Soft demand is a prime factor behind the relative weakness of this recovery. Despite a 20% jump in corporate investment since 1991, per capita gross domestic product has edged up a mere 1.5% a year since the recession's end, less than half the average of previous upturns, according to the BEA.
While slow income growth and a tepid recovery pose troubling issues, most policy analysts agree it would be folly for the U.S. to give back the gains in economic efficiency that have been achieved through the past decade of corporate restructuring. And even in the face of Mexico's economic collapse and the trade dispute with Japan, few are questioning our commitment to an open economy and free trade.

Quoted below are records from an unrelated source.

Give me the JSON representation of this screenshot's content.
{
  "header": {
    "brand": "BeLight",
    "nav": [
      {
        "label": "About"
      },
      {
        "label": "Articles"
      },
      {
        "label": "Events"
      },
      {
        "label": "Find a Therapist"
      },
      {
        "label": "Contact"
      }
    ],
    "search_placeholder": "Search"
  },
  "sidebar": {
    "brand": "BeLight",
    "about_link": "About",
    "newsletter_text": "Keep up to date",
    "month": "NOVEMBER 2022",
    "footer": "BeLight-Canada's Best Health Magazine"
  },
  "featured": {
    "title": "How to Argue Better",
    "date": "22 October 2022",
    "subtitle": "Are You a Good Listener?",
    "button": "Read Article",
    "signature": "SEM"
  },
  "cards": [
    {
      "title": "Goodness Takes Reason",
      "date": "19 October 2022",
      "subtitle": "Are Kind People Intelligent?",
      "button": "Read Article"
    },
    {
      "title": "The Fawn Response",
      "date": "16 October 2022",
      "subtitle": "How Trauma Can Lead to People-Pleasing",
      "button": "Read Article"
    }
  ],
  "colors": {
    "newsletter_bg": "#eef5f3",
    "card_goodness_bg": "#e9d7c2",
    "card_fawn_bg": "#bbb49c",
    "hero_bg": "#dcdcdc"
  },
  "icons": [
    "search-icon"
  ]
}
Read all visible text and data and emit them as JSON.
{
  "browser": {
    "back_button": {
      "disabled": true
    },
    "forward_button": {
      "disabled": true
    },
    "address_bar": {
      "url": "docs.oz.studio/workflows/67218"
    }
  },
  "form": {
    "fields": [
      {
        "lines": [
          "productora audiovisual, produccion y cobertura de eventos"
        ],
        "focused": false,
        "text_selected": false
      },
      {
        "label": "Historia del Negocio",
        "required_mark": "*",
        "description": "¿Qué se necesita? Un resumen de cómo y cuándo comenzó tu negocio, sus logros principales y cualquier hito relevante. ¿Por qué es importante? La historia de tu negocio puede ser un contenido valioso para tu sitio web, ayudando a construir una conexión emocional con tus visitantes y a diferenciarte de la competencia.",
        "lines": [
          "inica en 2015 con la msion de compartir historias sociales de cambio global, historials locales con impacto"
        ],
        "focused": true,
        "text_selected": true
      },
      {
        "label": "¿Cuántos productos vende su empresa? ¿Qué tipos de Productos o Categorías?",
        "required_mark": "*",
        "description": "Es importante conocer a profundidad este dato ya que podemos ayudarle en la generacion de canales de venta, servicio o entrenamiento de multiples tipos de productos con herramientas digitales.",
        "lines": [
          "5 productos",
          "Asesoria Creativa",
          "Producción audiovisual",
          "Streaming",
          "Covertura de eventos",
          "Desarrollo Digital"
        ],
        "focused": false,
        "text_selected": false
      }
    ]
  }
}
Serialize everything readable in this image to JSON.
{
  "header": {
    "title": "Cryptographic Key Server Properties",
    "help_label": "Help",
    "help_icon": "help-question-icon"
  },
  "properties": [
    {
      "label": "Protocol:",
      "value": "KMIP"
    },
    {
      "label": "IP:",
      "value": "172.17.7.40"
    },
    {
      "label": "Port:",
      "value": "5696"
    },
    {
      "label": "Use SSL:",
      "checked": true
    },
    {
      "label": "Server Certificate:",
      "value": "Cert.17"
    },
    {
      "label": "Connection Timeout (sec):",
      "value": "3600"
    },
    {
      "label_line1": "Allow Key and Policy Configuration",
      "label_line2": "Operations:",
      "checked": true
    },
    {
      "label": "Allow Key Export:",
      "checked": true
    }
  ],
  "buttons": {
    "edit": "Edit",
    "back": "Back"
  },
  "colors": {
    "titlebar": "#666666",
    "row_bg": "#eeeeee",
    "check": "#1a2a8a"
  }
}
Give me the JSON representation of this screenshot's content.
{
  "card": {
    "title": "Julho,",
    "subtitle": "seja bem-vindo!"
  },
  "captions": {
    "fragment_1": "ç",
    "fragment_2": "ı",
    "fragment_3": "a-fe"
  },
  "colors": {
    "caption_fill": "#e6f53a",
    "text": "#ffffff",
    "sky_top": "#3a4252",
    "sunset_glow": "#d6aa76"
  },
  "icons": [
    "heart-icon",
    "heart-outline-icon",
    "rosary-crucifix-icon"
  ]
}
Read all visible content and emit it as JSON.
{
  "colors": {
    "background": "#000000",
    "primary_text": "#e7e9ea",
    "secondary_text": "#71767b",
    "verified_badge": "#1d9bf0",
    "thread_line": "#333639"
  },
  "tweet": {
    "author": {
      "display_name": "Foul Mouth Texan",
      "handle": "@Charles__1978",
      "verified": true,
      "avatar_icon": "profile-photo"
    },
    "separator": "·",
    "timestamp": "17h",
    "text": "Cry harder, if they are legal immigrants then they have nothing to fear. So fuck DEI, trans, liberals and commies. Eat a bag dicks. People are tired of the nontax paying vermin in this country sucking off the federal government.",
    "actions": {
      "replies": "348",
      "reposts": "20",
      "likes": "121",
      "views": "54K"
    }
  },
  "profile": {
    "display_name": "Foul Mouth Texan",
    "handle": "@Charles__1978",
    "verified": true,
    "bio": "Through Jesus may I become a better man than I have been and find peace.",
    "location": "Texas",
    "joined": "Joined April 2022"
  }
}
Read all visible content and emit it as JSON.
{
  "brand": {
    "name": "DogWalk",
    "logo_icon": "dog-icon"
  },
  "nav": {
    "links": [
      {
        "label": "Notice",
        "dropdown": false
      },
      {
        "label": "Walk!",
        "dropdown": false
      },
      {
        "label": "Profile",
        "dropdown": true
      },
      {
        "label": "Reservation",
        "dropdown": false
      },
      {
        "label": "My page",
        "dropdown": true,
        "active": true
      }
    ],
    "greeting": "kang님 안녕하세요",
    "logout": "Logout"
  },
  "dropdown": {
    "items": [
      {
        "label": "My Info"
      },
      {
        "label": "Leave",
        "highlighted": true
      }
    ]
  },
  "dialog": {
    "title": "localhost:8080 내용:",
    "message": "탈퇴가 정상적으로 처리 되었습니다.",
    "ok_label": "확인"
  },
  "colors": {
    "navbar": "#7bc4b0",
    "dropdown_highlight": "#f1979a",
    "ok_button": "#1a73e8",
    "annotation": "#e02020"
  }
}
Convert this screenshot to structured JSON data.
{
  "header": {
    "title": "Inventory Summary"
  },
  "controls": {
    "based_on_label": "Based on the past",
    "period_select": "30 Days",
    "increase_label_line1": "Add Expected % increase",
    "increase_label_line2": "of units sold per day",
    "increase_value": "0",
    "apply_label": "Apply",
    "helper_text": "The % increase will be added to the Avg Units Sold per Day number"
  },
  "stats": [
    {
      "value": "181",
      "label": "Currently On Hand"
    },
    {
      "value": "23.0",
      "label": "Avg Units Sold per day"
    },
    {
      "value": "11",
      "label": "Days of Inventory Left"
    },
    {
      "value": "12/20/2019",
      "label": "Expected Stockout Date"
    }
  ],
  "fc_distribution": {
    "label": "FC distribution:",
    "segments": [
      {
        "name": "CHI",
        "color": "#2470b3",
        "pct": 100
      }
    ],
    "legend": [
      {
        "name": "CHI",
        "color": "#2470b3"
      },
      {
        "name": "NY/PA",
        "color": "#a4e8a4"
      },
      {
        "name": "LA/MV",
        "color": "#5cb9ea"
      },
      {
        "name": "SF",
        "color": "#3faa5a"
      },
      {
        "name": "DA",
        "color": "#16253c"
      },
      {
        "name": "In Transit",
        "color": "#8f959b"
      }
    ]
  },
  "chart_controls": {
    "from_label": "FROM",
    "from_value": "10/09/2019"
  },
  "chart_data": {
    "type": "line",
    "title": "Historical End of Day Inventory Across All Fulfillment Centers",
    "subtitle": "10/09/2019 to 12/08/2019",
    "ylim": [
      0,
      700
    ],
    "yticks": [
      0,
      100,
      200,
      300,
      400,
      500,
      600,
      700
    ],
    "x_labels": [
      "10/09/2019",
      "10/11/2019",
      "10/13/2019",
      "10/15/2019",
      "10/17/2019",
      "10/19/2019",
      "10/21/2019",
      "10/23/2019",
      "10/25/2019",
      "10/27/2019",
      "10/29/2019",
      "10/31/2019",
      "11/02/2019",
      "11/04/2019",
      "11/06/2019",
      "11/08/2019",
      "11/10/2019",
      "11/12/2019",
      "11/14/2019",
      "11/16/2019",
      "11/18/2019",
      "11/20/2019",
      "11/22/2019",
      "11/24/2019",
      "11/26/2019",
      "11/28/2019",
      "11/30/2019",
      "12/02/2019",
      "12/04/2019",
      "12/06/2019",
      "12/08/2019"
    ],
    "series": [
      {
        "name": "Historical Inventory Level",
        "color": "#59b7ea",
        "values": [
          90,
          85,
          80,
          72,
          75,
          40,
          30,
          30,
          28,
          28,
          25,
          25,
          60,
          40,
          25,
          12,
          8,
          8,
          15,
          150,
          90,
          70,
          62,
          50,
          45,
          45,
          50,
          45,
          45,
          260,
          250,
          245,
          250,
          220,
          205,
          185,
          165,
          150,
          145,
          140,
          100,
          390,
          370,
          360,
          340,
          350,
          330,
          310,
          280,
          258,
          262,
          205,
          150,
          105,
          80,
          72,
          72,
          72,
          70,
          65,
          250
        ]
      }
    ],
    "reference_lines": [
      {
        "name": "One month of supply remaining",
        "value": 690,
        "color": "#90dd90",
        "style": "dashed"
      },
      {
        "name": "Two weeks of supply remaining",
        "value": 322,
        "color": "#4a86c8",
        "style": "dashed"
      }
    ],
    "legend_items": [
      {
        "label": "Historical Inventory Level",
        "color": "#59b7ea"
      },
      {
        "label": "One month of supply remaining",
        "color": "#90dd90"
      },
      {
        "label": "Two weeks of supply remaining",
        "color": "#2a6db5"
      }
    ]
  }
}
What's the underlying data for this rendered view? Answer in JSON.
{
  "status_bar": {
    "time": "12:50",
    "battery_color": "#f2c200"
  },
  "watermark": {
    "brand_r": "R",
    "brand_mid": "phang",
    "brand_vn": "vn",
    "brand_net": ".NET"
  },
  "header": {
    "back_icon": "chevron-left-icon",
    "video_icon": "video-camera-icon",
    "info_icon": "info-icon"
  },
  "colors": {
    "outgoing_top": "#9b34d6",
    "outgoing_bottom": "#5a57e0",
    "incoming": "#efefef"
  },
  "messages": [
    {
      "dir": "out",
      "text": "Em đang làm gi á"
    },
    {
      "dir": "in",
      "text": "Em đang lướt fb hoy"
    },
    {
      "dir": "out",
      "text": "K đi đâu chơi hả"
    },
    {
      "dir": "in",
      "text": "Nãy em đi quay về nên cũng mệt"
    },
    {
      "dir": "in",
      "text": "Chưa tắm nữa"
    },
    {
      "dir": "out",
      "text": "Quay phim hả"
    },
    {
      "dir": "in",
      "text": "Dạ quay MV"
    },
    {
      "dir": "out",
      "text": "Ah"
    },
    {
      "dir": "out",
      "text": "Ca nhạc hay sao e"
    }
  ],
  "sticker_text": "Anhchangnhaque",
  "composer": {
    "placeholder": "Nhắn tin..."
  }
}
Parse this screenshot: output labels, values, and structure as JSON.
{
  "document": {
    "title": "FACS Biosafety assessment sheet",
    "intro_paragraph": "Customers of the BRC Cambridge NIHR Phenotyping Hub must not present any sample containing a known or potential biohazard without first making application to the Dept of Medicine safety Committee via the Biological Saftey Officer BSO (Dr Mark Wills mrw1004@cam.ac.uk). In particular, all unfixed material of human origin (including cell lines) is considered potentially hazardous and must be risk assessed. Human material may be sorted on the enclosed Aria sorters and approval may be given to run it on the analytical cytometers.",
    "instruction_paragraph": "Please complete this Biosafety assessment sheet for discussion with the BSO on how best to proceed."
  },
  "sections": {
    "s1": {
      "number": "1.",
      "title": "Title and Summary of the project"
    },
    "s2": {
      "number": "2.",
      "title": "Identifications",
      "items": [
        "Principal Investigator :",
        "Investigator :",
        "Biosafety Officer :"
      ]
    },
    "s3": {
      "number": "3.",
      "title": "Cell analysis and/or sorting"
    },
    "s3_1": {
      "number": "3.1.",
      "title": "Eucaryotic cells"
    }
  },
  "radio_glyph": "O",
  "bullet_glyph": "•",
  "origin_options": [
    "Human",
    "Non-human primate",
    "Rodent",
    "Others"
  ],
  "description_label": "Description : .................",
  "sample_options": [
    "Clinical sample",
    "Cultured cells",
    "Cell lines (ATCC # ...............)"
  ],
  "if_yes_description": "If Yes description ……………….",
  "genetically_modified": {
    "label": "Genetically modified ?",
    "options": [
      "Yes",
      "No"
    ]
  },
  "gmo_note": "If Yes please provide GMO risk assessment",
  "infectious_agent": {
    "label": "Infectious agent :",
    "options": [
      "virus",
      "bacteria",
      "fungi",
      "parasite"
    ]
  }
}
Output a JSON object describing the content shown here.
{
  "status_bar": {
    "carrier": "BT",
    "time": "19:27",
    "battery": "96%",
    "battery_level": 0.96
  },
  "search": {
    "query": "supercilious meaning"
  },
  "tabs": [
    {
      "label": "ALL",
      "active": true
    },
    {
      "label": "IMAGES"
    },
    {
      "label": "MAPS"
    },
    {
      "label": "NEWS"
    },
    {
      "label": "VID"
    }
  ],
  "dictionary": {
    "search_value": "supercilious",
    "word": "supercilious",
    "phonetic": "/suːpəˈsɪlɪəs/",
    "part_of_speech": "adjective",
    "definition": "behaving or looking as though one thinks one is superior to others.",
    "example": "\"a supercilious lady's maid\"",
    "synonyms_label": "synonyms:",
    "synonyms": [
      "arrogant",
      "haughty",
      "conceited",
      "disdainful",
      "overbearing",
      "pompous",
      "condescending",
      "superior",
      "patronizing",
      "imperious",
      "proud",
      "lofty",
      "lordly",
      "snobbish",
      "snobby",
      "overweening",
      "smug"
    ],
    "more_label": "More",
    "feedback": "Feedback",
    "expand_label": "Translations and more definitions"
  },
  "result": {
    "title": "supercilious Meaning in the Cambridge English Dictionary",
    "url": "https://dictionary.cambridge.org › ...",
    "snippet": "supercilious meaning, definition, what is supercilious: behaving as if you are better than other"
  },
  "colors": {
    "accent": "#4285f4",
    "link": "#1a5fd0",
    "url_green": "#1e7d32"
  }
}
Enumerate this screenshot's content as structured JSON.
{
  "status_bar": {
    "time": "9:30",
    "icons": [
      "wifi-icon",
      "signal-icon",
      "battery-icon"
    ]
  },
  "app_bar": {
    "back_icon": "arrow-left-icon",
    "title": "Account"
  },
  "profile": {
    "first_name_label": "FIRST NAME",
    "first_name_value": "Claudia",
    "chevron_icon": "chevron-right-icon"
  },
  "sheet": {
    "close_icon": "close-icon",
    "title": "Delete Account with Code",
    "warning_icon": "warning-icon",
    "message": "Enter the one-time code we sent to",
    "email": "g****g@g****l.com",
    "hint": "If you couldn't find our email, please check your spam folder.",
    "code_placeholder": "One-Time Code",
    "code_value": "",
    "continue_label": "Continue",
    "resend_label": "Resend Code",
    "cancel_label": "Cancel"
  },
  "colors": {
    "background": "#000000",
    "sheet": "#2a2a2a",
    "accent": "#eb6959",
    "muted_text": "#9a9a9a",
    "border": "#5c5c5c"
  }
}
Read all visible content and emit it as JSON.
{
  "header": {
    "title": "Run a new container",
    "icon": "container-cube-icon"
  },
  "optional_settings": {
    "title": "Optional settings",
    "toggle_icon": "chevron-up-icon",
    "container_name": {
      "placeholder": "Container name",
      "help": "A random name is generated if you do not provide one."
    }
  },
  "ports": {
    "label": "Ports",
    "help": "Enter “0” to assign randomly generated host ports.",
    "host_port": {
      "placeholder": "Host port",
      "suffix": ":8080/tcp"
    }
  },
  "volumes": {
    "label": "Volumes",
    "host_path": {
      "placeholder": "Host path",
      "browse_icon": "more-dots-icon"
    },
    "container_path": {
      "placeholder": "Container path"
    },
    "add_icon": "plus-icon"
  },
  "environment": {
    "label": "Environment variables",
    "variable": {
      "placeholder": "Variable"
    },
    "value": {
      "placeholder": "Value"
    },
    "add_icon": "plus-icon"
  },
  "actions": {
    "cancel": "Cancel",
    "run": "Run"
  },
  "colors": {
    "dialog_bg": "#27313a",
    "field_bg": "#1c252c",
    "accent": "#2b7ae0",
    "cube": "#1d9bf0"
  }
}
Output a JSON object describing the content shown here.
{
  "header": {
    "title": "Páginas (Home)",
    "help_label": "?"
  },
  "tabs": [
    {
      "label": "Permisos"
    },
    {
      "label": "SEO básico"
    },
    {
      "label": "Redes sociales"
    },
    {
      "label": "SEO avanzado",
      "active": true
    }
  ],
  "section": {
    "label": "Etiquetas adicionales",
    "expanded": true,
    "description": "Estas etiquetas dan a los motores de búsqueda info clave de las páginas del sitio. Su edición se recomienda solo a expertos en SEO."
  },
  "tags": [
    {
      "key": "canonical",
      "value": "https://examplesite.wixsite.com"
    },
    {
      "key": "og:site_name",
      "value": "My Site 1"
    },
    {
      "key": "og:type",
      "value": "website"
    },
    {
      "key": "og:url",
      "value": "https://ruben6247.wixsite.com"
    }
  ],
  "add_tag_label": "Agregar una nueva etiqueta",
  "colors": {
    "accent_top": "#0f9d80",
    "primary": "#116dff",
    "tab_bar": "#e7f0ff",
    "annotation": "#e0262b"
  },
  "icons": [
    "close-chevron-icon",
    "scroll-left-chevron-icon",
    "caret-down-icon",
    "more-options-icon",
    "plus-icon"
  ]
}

But sooner or later, the promise of this economic strategy has to be fulfilled for the majority of Americans. The sight of bulging corporate coffers co-existing with a continuous stagnation in Americans' living standards could become politically untenable.
At the same time, it's unlikely that corporate executives, charged with keeping their companies razor-sharp in the face of relentless global competition, will soften their edge. As Mobil's Adams put it: "There's a very intense determination in executive suites across America not to give away hard-fought improvements. It may be a long time before this shakes through and wages rise."
If anything, things could get worse before they get better. "If the economy slumps, the pressure on wages will get even more intense," says former Fed Governor Angell, now the chief economist at Bear Stearns.
Longer term, of course, the argument is that as economies grow overseas, they will buy more U.S.-made goods, creating more jobs and demand here. Over a truly extended time frame, overseas wages will rise to meet ours. But we are currently in uncharted waters, and the plain truth is that no one knows how long it will take to get to this economic nirvana--assuming we eventually do--or at what level global wage equilibrium will settle. "The new standard in this country is how much value people are adding vs. what people elsewhere in the world can add," says Edward Lawler, a management professor at the University of Southern California.
In the meantime, the burden is likely to fall on the political system to educate and contain an increasingly distressed workforce. The elections last November highlighted an angry, frustrated population. So far, however, most of the debate has centered on Big Government and excessive taxes. Even left-leaning Democrats such as Labor Secretary Robert B. Reich have focused on attacking corporate welfare and tax breaks for the rich.
But as the '96 campaign heats up amidst a softening economy, the class-warfare rhetoric of a Jesse Jackson or the economic nationalism of a Pat Buchanan or Ross Perot may get a wider hearing. "The people who voted for change in 1992 and 1994 comprise a vast swing group of voters, disillusioned and angry, with no strong party allegiance," says Reich.
Experts of all political stripes have worried about the widening inequality between high- and low-skilled workers in recent years. And the gap continues to swell because blue-collar types are slipping faster than professionals. In the past few years, however, all but the most elite employees have landed in the same leaky boat. If they all come to stress their common fate more than their differences, it could spell trouble for corporations and politicians alike.